Services and support addressing the psychosocial and emotional distress associated with a diagnosis of epilepsy are necessary to improve patient outcomes, Australian researchers say.
A study of 190 adults from the Sydney Epilepsy Incidence Study to Measure Illness Consequences (SEISMIC) found most patients (76%) reported emotional difficulties within the first month after diagnosis.
While that level of distress eased over the following year, 50% of patients were still impacted at a 12-month follow-up.
The study found lower education, economic hardship, multiple antiepileptic medications and greater disability at the time of diagnosis were associated with greater overall disability at 12 months.
Experiencing severe or extreme emotional difficulties at baseline and perceived stigma were independent predictors of greater emotional problems at 12 months.
“Our study suggests that interventions to manage the psychological sequelae of epilepsy and other external stressors, such as economic hardship and perceived stigma, may be needed to improve adjustment and clinical management of this common condition,” the researchers said.
“Educational videos and pamphlets helping epilepsy patients achieve correct understanding of the disease and peer support groups enhancing social supports may reduce perceived stigma.”
Co-author Professor Maree Hackett, from the George Institute for Global Health, told the limbic there was definitely capacity for clinicians to refer people to online resources or help address their mental health needs.
“As being distressed at baseline is a predictor of being distressed 12 months later, it’s important to do something early on.”
“And it’s the same with economic hardship. If a clinician know that the person in front of them is unlikely to be paying their utility bills or borrowing money to come in and receive care, then that potentially is a higher risk patient.”

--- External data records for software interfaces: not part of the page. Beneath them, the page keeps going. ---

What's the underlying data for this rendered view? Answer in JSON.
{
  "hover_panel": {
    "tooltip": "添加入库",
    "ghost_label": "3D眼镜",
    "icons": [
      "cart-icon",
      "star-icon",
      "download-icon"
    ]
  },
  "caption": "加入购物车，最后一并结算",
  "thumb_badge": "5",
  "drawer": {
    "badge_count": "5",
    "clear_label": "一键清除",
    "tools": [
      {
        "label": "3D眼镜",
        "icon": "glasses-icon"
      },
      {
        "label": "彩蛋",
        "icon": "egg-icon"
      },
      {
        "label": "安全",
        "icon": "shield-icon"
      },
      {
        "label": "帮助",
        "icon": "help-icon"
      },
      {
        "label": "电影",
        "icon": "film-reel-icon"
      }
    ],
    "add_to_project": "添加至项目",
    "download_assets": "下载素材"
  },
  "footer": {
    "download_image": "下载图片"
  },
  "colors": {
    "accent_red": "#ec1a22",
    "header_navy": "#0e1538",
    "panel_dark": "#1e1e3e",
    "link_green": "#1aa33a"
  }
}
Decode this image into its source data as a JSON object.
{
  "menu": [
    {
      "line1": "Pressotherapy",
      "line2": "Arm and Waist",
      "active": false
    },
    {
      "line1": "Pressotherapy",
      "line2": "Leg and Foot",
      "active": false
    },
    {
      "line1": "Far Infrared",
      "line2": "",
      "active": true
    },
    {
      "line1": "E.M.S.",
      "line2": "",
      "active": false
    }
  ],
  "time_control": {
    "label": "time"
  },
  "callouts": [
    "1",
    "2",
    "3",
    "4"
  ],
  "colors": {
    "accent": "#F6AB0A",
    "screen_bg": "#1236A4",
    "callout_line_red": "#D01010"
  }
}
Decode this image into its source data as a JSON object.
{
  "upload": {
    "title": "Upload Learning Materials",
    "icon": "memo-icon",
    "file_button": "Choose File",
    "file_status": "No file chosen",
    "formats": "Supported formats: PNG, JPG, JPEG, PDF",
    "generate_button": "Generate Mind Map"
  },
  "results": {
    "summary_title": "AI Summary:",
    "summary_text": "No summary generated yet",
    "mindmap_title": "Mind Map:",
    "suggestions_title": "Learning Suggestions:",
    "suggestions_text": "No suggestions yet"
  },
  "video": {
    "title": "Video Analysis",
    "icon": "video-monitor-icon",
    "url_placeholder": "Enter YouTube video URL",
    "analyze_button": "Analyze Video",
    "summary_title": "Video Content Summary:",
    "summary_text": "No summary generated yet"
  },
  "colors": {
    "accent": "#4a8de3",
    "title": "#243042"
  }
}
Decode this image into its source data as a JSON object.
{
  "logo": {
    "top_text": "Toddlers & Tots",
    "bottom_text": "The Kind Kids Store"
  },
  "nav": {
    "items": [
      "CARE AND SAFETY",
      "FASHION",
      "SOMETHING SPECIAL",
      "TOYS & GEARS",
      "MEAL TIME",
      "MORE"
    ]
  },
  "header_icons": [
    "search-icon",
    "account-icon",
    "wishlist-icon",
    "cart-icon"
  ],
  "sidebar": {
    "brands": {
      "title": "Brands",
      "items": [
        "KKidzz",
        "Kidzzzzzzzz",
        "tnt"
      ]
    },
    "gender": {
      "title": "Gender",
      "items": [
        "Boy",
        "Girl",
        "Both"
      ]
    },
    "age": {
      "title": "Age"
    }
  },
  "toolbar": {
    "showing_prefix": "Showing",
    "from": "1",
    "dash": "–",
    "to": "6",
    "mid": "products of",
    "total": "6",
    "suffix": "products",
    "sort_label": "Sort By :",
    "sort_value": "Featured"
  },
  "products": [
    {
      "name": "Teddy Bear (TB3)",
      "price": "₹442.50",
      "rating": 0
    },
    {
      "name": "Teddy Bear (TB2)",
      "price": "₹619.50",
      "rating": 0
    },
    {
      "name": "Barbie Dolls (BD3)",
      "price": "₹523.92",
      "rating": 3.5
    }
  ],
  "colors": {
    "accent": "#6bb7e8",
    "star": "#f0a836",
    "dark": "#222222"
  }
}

“One of the things we’ve considered is whether you can in effect normalise the emotional response in people with an acute event such as stroke or new diagnosis such as epilepsy.”
“It maybe that by explaining to patients that many people will be worried by this diagnosis and providing early education that clinicians could help mediate the psychological response to the diagnosis.”
The study found about a quarter of the study group also reported difficulties with work and concentration. Difficulties with household responsibilities, community activities, and learning a new task were also reported.
The researchers said their findings regarding disability were similar to other evidence in people with epilepsy.
“However, the frequency of our participants reporting disability was lower than in people with spinal cord injury, multiple sclerosis, Parkinson`s disease, mental illness, and substance abuse,” the study said.